[Data extracted from a collection]

- Opening Delimiter -

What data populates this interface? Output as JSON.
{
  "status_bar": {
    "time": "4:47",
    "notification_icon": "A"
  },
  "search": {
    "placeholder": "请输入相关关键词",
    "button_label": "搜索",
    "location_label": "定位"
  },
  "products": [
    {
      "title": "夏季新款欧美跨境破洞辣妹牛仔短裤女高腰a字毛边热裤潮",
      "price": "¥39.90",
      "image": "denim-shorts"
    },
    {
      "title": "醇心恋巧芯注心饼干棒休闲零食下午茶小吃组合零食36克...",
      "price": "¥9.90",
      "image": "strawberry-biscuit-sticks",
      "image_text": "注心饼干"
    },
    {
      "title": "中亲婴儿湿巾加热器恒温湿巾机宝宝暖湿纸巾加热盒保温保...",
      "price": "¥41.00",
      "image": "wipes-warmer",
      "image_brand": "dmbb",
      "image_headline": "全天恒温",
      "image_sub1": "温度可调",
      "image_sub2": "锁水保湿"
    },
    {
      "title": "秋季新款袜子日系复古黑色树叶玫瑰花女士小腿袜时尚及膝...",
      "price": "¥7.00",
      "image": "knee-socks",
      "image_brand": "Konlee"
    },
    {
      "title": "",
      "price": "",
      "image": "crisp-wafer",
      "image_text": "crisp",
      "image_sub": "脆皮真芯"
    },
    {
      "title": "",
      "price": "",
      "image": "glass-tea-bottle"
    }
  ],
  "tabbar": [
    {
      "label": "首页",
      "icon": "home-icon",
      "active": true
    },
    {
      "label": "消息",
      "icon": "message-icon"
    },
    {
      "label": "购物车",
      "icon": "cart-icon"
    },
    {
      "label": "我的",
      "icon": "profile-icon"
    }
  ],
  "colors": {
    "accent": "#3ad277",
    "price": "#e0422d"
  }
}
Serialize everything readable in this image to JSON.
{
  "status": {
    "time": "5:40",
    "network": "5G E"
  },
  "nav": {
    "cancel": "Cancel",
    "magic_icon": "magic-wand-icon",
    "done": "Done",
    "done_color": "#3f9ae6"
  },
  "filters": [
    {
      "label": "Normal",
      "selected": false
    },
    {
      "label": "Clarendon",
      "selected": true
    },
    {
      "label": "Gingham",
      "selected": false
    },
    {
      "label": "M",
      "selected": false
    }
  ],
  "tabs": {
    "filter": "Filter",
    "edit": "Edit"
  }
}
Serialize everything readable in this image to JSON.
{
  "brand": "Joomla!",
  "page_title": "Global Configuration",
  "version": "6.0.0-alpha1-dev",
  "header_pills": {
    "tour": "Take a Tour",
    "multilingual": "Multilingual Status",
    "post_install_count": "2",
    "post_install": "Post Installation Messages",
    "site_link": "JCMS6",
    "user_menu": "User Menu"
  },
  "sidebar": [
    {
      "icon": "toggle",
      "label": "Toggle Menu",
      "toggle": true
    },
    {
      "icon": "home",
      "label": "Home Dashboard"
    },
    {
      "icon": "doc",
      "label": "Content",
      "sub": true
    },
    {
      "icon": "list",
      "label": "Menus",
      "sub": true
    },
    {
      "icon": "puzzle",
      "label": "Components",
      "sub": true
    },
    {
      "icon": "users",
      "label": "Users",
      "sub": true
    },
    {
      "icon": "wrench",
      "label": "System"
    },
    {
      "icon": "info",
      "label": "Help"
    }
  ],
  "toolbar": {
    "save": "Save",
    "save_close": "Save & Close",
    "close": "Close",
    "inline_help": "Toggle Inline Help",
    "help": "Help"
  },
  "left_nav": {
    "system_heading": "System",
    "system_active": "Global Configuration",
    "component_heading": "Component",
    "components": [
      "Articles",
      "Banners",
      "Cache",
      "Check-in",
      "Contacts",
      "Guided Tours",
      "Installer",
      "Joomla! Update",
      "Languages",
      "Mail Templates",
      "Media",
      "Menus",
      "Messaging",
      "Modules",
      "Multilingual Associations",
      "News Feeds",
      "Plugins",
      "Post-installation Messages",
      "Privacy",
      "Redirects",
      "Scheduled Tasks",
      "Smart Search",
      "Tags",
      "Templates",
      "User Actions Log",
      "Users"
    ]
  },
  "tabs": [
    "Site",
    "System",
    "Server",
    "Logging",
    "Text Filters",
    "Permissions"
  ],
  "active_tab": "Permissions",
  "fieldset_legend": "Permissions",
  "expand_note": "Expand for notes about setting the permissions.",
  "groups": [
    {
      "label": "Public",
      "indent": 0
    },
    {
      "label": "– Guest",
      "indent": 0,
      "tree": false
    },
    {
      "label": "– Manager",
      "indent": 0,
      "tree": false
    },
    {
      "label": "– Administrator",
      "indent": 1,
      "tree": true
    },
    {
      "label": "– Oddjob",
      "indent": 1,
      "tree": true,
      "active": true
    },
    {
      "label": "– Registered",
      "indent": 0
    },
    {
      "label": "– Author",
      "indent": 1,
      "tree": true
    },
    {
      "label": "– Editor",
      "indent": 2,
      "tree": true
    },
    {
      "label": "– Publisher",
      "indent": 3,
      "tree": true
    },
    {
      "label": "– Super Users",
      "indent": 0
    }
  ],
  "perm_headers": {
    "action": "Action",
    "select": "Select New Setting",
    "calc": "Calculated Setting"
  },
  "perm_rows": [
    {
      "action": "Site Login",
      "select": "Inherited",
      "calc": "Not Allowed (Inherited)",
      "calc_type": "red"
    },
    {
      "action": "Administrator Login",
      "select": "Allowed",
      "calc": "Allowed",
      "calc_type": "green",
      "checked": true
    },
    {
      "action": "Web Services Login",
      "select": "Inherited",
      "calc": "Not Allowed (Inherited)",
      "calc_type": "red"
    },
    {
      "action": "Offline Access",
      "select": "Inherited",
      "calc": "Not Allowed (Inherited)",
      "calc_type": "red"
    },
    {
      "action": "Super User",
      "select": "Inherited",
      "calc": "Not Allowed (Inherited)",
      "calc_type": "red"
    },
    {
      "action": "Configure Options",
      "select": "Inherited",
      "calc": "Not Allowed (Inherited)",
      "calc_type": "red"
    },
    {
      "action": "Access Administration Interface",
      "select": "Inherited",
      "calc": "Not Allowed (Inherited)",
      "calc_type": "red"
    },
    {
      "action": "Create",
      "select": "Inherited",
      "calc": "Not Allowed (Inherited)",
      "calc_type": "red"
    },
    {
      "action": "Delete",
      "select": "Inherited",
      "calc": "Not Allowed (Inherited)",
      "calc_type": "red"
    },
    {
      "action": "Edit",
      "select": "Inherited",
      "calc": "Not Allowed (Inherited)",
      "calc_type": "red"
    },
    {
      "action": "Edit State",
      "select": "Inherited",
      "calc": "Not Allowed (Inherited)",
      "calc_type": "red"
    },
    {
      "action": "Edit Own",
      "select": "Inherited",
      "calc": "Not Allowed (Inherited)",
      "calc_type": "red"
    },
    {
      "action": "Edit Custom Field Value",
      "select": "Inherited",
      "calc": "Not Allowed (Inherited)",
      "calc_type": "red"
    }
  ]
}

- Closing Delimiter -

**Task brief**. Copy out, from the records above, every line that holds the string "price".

**Task output**.
      "price": "¥39.90",
      "price": "¥9.90",
      "price": "¥41.00",
      "price": "¥7.00",
      "price": "",
      "price": "",
    "price": "#e0422d"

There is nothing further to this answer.